The exhibition is open from 12-6 pm every day until July 6th 2014.  More information here

Thursday, February 13, 2014

Vanished Summer  a new book!

The series Vanished Summer is inspired by Gyrðir Eliasson´s texts on solitude and isolation that oscilate between the logical and the fantastic and explore the relationship between man and surroundings.
The book holds photographs of Trailers in summer and winter, inscrutable pictures of nature and of unoccupied houses where man made environment creates a frame for the imagination of the spectator.
Vanished Summer by Katrín Elvarsdóttir is published by Crymogea.

Monday, November 4, 2013

Vanished Summer / Horfið sumar

              My solo exhibition Vanished Summer opened this week-end at ASÍ Art Museum.
The title of the exhibition is borrowed from a short story by the Icelandic writer Gyrdir Eliasson.  In this series I'm exploring the interplay of man and nature, how man's actions affect the environment.

Friday, September 6, 2013

Nordic Art Station

New work from my series Nowhereland is currently on view at Eskilstuna Art Museum, the theme of the exhibition  is “Merry Melancholy”. Seen from the outside gloom and melancholy has characterized the world's view of the Nordic countries.

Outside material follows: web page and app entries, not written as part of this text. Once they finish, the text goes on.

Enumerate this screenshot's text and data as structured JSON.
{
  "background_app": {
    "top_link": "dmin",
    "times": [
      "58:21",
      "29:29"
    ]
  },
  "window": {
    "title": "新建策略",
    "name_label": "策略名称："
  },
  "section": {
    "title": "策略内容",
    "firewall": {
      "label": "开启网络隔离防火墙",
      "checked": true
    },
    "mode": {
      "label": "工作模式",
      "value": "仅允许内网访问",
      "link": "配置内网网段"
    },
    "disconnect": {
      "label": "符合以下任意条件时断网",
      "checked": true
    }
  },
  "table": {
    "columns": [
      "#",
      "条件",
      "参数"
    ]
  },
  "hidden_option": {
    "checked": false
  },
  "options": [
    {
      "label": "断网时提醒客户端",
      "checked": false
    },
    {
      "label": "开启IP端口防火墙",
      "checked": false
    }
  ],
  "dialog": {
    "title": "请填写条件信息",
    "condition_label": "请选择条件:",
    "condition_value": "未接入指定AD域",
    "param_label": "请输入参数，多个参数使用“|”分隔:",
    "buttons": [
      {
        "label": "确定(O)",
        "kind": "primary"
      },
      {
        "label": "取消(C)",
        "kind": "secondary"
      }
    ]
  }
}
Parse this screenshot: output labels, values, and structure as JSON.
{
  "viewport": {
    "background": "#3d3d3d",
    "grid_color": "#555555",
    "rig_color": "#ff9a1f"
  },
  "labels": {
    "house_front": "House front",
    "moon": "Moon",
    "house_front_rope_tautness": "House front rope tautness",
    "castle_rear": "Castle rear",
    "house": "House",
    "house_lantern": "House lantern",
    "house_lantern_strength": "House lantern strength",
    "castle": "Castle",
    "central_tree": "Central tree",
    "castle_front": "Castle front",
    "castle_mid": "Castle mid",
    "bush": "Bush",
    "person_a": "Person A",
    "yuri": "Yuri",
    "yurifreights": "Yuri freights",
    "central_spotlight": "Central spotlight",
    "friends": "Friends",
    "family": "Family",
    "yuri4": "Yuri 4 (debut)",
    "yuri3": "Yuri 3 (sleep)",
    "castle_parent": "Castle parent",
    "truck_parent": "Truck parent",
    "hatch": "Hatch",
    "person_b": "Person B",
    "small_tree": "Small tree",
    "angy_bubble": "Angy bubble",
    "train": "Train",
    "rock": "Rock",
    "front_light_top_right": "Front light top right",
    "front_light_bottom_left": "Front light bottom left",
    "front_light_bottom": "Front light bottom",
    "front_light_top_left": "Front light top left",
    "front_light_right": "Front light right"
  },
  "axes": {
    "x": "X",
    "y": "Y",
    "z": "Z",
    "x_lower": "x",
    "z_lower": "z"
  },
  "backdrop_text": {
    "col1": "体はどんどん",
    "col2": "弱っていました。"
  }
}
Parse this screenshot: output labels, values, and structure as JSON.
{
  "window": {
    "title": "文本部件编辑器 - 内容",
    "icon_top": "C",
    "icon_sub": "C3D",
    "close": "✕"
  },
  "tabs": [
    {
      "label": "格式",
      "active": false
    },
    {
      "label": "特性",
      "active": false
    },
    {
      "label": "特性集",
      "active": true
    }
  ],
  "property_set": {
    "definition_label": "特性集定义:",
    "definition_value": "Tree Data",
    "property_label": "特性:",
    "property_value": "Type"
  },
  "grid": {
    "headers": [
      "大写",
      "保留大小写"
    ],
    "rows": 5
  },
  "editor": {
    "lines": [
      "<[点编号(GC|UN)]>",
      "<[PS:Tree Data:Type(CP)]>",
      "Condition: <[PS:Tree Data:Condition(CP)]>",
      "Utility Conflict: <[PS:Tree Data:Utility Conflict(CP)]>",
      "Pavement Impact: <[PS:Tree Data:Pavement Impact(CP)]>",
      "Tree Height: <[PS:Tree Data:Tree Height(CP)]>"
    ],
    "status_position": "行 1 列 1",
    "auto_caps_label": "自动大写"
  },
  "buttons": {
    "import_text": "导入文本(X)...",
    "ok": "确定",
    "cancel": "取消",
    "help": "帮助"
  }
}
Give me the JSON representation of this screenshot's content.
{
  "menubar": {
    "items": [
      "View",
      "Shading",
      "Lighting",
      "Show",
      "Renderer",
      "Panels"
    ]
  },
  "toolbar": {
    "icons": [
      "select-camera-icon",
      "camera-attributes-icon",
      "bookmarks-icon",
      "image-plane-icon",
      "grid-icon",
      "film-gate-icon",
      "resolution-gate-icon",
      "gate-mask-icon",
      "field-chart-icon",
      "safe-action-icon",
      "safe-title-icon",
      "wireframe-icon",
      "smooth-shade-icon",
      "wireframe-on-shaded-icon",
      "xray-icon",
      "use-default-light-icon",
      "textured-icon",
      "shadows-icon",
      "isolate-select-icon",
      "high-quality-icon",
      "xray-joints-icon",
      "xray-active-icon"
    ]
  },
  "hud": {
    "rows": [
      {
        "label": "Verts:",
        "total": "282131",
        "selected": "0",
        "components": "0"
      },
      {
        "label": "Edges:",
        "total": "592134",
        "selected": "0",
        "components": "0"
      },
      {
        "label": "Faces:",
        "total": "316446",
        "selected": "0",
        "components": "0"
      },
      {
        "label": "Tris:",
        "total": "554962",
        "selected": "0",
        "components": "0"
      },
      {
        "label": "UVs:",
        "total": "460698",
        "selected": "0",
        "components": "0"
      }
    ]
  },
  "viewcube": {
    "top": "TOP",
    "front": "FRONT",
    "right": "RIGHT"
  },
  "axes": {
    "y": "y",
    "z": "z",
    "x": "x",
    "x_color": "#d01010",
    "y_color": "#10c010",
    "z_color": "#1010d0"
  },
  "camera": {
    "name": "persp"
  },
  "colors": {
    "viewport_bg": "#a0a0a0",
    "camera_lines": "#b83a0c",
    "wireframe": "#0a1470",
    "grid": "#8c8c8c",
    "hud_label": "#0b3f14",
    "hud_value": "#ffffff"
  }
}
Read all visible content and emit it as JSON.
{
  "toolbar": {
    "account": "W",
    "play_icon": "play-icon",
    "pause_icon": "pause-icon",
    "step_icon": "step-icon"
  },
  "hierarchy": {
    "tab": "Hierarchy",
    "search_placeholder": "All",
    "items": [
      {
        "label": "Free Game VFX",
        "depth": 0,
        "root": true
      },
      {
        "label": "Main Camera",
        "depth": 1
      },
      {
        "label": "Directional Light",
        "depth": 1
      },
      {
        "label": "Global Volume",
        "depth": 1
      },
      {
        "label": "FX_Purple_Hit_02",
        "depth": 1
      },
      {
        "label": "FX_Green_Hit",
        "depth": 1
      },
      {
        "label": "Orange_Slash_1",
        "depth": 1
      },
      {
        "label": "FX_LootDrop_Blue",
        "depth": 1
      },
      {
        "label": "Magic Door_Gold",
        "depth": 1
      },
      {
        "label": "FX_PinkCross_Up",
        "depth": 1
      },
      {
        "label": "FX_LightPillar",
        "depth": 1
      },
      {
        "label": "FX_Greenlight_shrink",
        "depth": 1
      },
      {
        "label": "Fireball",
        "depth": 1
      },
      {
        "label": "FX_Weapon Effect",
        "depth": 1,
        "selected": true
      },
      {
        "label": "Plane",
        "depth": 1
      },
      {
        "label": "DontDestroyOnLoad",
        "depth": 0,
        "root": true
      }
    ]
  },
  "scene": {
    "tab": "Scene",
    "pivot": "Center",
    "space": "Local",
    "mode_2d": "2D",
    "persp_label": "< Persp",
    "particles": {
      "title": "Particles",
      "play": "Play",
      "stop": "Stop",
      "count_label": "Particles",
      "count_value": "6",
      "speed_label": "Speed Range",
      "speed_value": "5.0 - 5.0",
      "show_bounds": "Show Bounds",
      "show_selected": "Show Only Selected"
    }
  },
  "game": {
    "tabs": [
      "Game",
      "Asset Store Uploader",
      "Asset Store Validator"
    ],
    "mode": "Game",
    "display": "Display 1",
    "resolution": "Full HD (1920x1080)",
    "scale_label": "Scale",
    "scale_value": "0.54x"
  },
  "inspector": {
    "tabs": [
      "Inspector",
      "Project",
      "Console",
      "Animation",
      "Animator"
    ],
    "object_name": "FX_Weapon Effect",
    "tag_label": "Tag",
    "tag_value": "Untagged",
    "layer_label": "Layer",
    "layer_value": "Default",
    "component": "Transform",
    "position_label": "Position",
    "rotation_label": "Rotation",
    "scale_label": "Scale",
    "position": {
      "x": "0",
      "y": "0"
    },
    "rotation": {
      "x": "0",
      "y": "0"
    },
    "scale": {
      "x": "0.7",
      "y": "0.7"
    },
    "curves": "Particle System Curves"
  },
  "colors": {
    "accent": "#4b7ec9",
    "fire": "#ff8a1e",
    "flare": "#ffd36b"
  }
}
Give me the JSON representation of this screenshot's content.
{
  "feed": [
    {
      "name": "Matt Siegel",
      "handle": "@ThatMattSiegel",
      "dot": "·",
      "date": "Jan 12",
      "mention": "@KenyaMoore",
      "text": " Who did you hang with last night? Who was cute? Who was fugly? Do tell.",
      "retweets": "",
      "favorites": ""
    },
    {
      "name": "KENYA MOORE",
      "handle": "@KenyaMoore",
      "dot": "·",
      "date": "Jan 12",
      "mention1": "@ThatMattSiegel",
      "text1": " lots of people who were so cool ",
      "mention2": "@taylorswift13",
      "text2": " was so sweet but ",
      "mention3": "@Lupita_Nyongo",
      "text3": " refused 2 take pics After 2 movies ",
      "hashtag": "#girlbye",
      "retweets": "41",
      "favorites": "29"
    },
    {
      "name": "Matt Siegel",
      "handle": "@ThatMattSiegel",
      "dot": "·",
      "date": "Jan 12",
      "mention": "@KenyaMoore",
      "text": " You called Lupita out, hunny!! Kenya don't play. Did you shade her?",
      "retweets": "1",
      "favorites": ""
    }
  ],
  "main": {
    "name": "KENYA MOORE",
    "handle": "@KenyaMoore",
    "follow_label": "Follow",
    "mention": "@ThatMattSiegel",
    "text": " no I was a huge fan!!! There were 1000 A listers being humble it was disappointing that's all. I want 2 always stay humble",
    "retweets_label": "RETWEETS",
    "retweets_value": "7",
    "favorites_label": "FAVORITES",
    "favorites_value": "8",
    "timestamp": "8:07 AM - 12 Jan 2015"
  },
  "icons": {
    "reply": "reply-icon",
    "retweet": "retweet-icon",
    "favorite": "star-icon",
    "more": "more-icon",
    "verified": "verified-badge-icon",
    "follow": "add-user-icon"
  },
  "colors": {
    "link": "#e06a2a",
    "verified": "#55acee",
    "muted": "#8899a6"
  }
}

Sadness and longing. The darkness but also the light explosion with gentle transitions and the knowledge that everything lasts but a short time. Is it possible to add doses of humor and appreciation? Can we send melancholy a warm greeting? Can we go as far as to celebrate it? That’s what the Nordic Art Station will examine.
more info here.

Thursday, August 15, 2013

Nordic Now

Special issue on Nordic contemporary photography

My work is presented in the special issue on Nordic contemporary photography; nordic now! The publication features portfolios by over fifty established and upcoming Nordic artists.

In addition there are essays by leading critics and curators 
from Norway, Sweden, Finland, Denmark and Iceland, and interviews with representatives from Nordic institutions that support and promote photography. These are complemented by an interview with the legendary picture editor Kathy Ryan from the New York Times Magazine, who gives an outside view of Nordic contemporary photography. 
The publication  is the result of a unique collaboration between the photo magazines Filter (Denmark), Photo Raw (Finland) and Objektiv (Norway). The special issue is published by Musta Taide, which is part of Aalto University’s publishing house Aalto ARTS Books.

from the series Nowhereland

Nordic now! is now released in Denmark as part of Copenhagen Art Week.

This Saturday August 24th at 8pm there will be a release party